You may have played Little League baseball as a kid, and/or taken part in summer pick-up games with neighborhood friends. Those were the days before travel teams, pitching coaches, year-round training . . . and sky-rocketing college tuition.
As parents today, the last thing on our minds is the list of injuries young athletes are susceptible to from playing too much baseball. After all, Little League officials have developed age-appropriate pitch counts and rest guidelines. So, there’s nothing to worry about, right?
Wrong. According to the American Academy of Orthopaedic Surgeons, 20 percent of children ages 8 to 12 and 45 percent of 13 to14 year-olds experience arm pain during a single baseball season.
Frequent overhand throwing can put tremendous stress on the shoulder and elbow, leading to debilitating injuries later in life. These injuries include tears of the SLAP, bicep and/or rotator cuff, as well as bicep tendonitis, shoulder impingement and instability. Typically, these painful conditions stem from improper mechanics and/or overuse. Experts agree that a young player can greatly reduce the chance of elbow and shoulder injuries by learning the proper mechanics of an overhead throw. Terrance Sgroi, a former high school baseball player and co-director of the Accelerated Overhead Throwing Program, explains, “A thrower should never play with pain. In fact, he or she should engage in a strengthening program before the baseball season starts. It’s also advisable to take a two-to-three month break from throwing each year to play other sports.” Sgroi has developed the Overhead Throwing Program to evaluate and correct the pitching and throwing biomechanics of young players. The program, which doesn’t require a physician’s prescription, offers:

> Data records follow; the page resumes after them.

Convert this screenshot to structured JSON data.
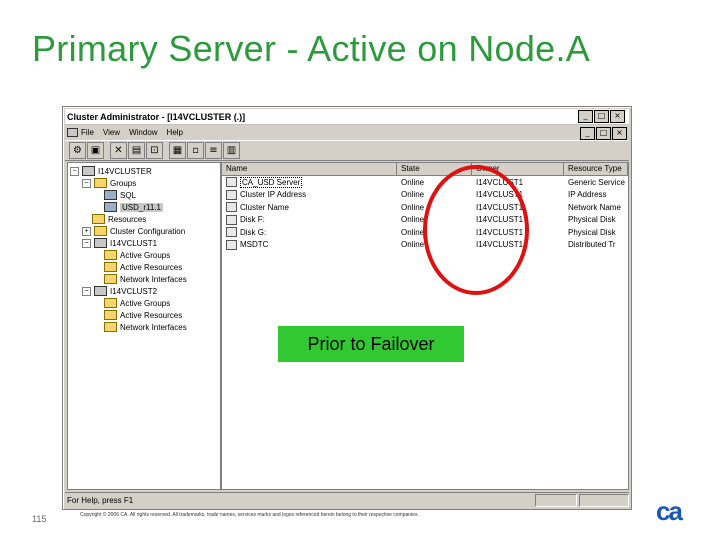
{
  "slide": {
    "title": "Primary Server -  Active on Node.A",
    "page_number": "115",
    "copyright": "Copyright © 2006 CA. All rights reserved. All trademarks, trade names, services marks and logos referenced herein belong to their respective companies.",
    "logo_text": "ca",
    "callout": "Prior to Failover",
    "highlight_color": "#e01010",
    "title_color": "#2e9a3e",
    "callout_color": "#32c832"
  },
  "window": {
    "title": "Cluster Administrator - [I14VCLUSTER (.)]",
    "buttons": [
      "_",
      "□",
      "×"
    ],
    "menu": [
      "File",
      "View",
      "Window",
      "Help"
    ],
    "toolbar_icons": [
      "properties-icon",
      "new-icon",
      "delete-icon",
      "bring-online-icon",
      "take-offline-icon",
      "large-icons-icon",
      "small-icons-icon",
      "list-icon",
      "details-icon"
    ],
    "status": "For Help, press F1"
  },
  "tree": [
    {
      "label": "I14VCLUSTER",
      "icon": "cluster-icon"
    },
    {
      "label": "Groups",
      "icon": "folder-icon"
    },
    {
      "label": "SQL",
      "icon": "group-icon"
    },
    {
      "label": "USD_r11.1",
      "icon": "group-icon",
      "selected": true
    },
    {
      "label": "Resources",
      "icon": "folder-icon"
    },
    {
      "label": "Cluster Configuration",
      "icon": "folder-icon"
    },
    {
      "label": "I14VCLUST1",
      "icon": "server-icon"
    },
    {
      "label": "Active Groups",
      "icon": "folder-icon"
    },
    {
      "label": "Active Resources",
      "icon": "folder-icon"
    },
    {
      "label": "Network Interfaces",
      "icon": "folder-icon"
    },
    {
      "label": "I14VCLUST2",
      "icon": "server-icon"
    },
    {
      "label": "Active Groups",
      "icon": "folder-icon"
    },
    {
      "label": "Active Resources",
      "icon": "folder-icon"
    },
    {
      "label": "Network Interfaces",
      "icon": "folder-icon"
    }
  ],
  "list": {
    "columns": [
      "Name",
      "State",
      "Owner",
      "Resource Type"
    ],
    "rows": [
      {
        "name": "CA_USD Server",
        "state": "Online",
        "owner": "I14VCLUST1",
        "type": "Generic Service"
      },
      {
        "name": "Cluster IP Address",
        "state": "Online",
        "owner": "I14VCLUST1",
        "type": "IP Address"
      },
      {
        "name": "Cluster Name",
        "state": "Online",
        "owner": "I14VCLUST1",
        "type": "Network Name"
      },
      {
        "name": "Disk F:",
        "state": "Online",
        "owner": "I14VCLUST1",
        "type": "Physical Disk"
      },
      {
        "name": "Disk G:",
        "state": "Online",
        "owner": "I14VCLUST1",
        "type": "Physical Disk"
      },
      {
        "name": "MSDTC",
        "state": "Online",
        "owner": "I14VCLUST1",
        "type": "Distributed Tr"
      }
    ]
  }
}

- 20-point biomechanical analysis
- Professional indoor (youth and adult) mound and net
- Use of high speed camera capturing 500+ frames per second and slow motion analysis
- Take-home DVD
- Functional Movement Screen to identify strength and flexibility impairments
- Identification of risk factors
- Return to play protocols
- Techniques for improving control and velocity
- Strengthening and conditioning techniques
To download a free brochure or to schedule an overhead throwing evaluation for your player(s), team or club, please call 845-893-2354 or visit www.acceleraterehab.com and click on specialty programs, then Overhead Throwing Program.